What Does Belief Mean in Epistemology?


Vincent White

Belief, in the context of epistemology, is a crucial concept that plays a fundamental role in shaping our understanding of knowledge. In this article, we will explore the meaning of belief in epistemology and its implications.

What is Epistemology?

Before delving into belief, let’s first understand what epistemology means. Epistemology is the branch of philosophy that deals with the study of knowledge.

It examines the nature, origins, and limits of knowledge and justification. In other words, epistemology aims to answer questions like how we acquire knowledge, what counts as knowledge, and how we can be certain about what we know.

What is Belief?

Belief is an attitude or mental state that represents our acceptance or conviction about something being true or real. For instance, if someone says “the earth revolves around the sun,” our belief in this statement indicates our acceptance that it is true.

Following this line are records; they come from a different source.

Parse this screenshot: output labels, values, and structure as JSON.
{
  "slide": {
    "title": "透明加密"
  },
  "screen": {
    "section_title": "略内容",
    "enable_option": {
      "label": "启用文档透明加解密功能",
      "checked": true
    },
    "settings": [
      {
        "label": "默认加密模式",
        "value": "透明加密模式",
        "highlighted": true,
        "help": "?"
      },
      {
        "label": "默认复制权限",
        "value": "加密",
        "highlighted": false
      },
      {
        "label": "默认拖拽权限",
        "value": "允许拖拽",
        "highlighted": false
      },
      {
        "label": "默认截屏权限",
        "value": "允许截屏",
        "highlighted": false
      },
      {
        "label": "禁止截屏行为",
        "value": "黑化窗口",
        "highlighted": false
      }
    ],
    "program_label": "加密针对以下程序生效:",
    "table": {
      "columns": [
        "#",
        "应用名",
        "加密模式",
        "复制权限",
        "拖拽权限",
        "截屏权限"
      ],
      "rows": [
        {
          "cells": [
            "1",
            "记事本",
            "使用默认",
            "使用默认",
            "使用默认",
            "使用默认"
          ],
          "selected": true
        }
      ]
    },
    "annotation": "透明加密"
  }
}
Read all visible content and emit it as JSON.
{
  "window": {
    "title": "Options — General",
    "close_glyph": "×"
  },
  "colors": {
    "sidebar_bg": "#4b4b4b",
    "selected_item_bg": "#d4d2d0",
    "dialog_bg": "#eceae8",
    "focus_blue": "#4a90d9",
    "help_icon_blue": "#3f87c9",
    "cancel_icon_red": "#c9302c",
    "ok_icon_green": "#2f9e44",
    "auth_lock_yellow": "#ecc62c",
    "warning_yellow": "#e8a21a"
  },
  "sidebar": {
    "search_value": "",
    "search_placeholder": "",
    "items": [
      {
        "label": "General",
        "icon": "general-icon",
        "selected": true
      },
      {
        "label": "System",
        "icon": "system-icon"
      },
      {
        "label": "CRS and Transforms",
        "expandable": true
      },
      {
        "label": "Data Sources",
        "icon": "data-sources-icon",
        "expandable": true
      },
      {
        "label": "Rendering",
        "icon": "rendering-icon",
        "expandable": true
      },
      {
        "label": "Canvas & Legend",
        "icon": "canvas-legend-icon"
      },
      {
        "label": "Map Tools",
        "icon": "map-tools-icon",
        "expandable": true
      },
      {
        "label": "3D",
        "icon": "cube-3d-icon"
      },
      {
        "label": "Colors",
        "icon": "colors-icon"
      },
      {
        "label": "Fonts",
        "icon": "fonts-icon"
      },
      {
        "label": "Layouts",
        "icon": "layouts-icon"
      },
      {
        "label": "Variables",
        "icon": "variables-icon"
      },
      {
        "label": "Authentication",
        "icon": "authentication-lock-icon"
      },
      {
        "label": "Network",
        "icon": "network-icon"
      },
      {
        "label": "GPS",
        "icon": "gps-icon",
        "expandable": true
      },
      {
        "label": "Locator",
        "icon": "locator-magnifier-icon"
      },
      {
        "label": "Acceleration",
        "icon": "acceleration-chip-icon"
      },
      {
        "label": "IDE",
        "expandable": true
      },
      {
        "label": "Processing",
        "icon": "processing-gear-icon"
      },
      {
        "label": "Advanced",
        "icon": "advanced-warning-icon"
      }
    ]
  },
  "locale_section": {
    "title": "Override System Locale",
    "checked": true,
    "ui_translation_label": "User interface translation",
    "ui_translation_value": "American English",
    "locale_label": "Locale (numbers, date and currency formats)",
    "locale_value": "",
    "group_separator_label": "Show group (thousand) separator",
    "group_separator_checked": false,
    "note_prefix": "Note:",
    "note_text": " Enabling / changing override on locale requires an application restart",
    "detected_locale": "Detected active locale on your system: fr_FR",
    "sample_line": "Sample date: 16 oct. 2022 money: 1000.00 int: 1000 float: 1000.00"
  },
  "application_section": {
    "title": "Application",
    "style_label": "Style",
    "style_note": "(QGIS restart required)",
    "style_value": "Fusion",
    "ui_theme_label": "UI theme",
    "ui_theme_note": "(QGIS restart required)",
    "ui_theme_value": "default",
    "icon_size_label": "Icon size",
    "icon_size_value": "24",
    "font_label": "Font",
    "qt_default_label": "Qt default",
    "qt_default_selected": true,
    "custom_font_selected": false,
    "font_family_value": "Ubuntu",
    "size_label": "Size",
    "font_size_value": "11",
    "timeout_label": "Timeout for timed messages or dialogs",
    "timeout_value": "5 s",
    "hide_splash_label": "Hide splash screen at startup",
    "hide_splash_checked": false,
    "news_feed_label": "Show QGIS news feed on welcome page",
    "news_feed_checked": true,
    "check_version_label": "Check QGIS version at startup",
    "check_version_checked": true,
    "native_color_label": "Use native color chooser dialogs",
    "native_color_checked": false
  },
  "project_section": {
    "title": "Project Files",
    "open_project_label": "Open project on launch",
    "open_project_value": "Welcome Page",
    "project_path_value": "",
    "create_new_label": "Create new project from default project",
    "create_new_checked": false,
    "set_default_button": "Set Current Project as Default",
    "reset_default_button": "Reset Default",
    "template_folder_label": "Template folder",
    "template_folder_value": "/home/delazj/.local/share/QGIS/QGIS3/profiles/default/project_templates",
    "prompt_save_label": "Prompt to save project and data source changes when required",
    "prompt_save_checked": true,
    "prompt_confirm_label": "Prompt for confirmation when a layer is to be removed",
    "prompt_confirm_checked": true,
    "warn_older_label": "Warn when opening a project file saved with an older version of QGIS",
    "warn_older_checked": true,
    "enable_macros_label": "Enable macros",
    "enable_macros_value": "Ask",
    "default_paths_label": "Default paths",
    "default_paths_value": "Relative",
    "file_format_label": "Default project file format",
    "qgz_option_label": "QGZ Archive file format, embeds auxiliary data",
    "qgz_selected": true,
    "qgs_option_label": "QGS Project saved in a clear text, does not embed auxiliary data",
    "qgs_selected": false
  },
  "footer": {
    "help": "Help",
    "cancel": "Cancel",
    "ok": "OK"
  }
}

In epistemology, belief plays a crucial role in determining what counts as knowledge. Theories of knowledge hold that beliefs must satisfy certain conditions to qualify as knowledge.

Theories of Knowledge

One such theory is called justified true belief (JTB). According to JTB theory, for a belief to count as knowledge it must satisfy three conditions:

  • Truth: The belief must be true.
  • Justification: The belief must be supported by good reasons or evidence.
  • Belief: The person holding the belief must actually believe it to be true.

While JTB theory has been widely accepted for decades, it has faced several criticisms from philosophers who argue that there are cases where one can have justified true beliefs but still fail to have knowledge.

The Gettier Problem

An example of such a criticism is the Gettier problem. The Gettier problem is a thought experiment proposed by philosopher Edmund Gettier, which challenges the JTB theory.

In one version of the experiment, a person looks at a clock that reads 2:00 PM and believes that it is 2:00 PM. However, unknown to the person, the clock stopped at precisely 2:00 PM and has not moved since.

By coincidence, when the person looks at the clock, it happens to be exactly 2:00 PM. Thus, their belief that it is 2:00 PM is true and justified but not knowledge.

This thought experiment demonstrates that there can be cases where one’s belief can be true and justified but still fail to qualify as knowledge.


Belief is a crucial concept in epistemology as it plays a fundamental role in shaping our understanding of knowledge. While theories of knowledge have traditionally held that beliefs must satisfy certain conditions to qualify as knowledge, challenges like the Gettier problem have highlighted limitations in these theories. Nonetheless, belief remains a central concept for understanding how we acquire and justify our claims about what we know and what counts as knowledge.